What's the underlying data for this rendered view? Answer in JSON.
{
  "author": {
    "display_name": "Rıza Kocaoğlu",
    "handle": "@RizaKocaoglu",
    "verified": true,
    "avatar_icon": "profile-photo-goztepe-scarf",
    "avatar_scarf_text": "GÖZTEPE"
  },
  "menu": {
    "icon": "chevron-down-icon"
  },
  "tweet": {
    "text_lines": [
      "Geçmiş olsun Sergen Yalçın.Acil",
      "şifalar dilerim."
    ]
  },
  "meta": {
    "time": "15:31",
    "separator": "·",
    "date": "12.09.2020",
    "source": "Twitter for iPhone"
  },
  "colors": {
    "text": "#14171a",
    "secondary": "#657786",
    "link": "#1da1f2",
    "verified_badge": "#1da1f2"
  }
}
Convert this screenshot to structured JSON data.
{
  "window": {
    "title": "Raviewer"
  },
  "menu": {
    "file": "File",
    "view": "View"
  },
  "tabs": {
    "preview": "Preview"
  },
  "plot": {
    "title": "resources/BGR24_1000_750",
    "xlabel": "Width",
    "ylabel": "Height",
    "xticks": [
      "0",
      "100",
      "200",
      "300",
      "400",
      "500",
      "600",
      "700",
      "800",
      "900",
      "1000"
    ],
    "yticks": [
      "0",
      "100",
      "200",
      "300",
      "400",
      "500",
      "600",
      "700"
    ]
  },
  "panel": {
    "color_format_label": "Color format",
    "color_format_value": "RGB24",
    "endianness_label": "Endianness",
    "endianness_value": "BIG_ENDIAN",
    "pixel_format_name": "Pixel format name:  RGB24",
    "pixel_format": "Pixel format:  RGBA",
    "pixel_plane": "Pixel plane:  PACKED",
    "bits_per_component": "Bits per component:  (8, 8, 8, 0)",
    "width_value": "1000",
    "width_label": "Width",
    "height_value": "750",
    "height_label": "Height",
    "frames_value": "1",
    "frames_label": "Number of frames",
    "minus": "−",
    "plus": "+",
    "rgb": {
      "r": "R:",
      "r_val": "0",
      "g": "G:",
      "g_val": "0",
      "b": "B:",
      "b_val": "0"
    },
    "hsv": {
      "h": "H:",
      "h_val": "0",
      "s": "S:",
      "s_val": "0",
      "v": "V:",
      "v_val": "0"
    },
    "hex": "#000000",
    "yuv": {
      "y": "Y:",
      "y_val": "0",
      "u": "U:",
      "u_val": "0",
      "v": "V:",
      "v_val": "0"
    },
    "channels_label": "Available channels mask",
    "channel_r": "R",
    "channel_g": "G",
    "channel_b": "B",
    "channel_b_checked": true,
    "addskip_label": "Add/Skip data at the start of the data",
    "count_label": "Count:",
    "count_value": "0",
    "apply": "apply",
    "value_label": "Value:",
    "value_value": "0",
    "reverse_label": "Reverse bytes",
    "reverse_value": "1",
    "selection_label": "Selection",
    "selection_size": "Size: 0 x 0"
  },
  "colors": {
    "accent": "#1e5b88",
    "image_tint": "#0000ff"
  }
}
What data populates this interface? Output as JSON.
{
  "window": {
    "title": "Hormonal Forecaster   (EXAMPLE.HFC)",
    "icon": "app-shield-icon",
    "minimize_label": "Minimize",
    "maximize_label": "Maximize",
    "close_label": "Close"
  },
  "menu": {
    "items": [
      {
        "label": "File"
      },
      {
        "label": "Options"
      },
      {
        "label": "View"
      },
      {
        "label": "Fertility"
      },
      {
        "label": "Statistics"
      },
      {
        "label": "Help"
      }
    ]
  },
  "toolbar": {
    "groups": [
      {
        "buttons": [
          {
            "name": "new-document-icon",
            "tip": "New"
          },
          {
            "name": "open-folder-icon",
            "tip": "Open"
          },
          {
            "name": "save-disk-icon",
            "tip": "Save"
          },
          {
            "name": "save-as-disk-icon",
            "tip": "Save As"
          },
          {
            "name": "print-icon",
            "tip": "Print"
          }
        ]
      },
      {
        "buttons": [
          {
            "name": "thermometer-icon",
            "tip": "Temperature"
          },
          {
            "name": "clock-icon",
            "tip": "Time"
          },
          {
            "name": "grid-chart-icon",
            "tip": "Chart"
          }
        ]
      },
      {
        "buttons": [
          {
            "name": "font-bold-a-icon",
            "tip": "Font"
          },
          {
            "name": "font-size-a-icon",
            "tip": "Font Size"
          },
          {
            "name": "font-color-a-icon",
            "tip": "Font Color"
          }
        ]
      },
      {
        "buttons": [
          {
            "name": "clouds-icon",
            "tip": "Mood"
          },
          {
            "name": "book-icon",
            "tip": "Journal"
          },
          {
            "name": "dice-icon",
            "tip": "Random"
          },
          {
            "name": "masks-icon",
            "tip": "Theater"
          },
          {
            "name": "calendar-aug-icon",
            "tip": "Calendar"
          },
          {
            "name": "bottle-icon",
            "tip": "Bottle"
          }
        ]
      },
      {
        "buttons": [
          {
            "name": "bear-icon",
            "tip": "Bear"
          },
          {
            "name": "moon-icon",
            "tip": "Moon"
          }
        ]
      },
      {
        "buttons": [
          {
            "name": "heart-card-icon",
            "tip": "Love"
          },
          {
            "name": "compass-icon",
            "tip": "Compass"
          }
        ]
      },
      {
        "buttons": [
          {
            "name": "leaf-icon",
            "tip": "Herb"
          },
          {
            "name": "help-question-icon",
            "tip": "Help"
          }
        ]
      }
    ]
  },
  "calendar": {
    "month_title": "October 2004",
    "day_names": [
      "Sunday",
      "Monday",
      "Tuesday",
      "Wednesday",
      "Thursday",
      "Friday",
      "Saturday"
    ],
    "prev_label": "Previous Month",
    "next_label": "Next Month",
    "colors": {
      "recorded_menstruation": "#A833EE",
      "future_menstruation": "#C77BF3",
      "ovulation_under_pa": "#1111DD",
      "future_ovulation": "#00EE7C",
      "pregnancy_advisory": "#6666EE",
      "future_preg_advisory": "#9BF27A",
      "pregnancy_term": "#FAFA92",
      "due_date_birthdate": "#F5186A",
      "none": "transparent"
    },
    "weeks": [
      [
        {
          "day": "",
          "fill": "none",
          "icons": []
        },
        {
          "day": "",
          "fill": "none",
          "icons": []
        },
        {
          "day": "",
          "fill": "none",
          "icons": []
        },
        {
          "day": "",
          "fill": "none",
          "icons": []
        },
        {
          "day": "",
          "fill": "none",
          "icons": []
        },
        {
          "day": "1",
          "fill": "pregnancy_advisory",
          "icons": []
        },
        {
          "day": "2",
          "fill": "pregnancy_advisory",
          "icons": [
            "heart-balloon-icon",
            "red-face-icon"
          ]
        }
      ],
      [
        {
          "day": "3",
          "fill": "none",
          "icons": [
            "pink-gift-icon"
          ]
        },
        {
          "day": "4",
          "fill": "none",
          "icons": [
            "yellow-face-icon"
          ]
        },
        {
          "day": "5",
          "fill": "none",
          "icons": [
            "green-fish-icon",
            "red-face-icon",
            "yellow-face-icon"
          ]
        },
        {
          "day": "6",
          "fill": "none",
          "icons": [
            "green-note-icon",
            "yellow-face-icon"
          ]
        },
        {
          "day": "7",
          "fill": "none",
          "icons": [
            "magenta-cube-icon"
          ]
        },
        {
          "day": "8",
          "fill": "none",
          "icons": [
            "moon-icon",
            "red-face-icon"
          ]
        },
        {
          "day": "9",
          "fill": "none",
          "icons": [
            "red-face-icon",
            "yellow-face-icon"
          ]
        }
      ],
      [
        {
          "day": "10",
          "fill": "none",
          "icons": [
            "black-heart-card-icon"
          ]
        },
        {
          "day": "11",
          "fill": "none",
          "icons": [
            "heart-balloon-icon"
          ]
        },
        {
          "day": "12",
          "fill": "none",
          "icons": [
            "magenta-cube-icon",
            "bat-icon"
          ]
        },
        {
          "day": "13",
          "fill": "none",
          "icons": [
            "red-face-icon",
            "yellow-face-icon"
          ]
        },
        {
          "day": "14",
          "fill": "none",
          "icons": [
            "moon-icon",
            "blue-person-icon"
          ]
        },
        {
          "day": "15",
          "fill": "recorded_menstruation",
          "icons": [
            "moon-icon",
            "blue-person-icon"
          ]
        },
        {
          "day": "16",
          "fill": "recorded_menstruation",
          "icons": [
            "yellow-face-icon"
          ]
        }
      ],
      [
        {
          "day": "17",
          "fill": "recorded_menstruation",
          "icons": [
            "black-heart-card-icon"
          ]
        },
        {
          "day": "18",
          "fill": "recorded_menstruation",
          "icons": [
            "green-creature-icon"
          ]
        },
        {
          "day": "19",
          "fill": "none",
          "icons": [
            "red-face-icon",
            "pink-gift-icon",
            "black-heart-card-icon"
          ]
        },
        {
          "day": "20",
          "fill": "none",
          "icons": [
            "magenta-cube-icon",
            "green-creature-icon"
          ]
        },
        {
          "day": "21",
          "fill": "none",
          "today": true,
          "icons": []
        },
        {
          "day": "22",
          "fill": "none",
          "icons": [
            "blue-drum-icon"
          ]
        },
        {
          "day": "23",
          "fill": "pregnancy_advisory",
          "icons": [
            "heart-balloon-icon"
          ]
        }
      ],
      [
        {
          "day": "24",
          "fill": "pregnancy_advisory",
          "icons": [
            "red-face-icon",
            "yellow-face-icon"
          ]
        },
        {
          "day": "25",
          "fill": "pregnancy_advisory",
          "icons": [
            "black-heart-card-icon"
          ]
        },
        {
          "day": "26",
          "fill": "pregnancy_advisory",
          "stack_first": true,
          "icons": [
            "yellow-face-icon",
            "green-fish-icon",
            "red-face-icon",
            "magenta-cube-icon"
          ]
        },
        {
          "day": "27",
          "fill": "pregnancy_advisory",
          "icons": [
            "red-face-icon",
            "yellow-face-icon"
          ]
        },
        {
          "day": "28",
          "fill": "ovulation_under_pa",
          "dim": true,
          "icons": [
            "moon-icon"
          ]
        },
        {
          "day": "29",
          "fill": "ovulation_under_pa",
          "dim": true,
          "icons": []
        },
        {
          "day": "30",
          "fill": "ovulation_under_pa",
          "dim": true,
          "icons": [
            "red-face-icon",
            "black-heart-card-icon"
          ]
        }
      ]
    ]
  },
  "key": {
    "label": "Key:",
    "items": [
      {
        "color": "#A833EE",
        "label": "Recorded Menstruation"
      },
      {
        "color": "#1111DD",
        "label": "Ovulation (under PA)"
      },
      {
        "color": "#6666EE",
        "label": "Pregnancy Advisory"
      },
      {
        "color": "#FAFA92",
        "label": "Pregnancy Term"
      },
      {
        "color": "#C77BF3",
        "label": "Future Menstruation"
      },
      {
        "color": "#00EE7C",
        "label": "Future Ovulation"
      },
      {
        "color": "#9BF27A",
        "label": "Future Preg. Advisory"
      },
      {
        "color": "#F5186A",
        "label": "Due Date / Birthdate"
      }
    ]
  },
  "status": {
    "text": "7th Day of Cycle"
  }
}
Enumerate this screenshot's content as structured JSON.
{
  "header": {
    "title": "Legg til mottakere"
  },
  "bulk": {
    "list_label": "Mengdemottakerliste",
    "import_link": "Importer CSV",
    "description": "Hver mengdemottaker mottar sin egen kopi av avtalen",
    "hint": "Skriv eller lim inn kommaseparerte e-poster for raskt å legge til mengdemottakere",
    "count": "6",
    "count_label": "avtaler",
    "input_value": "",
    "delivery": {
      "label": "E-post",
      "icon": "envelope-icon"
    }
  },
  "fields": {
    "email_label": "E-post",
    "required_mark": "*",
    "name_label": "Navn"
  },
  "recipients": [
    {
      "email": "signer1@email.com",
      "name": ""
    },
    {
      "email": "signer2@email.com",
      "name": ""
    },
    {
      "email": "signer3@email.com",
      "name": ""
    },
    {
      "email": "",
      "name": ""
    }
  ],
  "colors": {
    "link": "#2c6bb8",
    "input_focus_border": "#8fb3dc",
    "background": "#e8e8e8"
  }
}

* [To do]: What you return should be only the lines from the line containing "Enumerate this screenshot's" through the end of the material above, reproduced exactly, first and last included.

* [Written answer]:
Enumerate this screenshot's content as structured JSON.
{
  "header": {
    "title": "Legg til mottakere"
  },
  "bulk": {
    "list_label": "Mengdemottakerliste",
    "import_link": "Importer CSV",
    "description": "Hver mengdemottaker mottar sin egen kopi av avtalen",
    "hint": "Skriv eller lim inn kommaseparerte e-poster for raskt å legge til mengdemottakere",
    "count": "6",
    "count_label": "avtaler",
    "input_value": "",
    "delivery": {
      "label": "E-post",
      "icon": "envelope-icon"
    }
  },
  "fields": {
    "email_label": "E-post",
    "required_mark": "*",
    "name_label": "Navn"
  },
  "recipients": [
    {
      "email": "signer1@email.com",
      "name": ""
    },
    {
      "email": "signer2@email.com",
      "name": ""
    },
    {
      "email": "signer3@email.com",
      "name": ""
    },
    {
      "email": "",
      "name": ""
    }
  ],
  "colors": {
    "link": "#2c6bb8",
    "input_focus_border": "#8fb3dc",
    "background": "#e8e8e8"
  }
}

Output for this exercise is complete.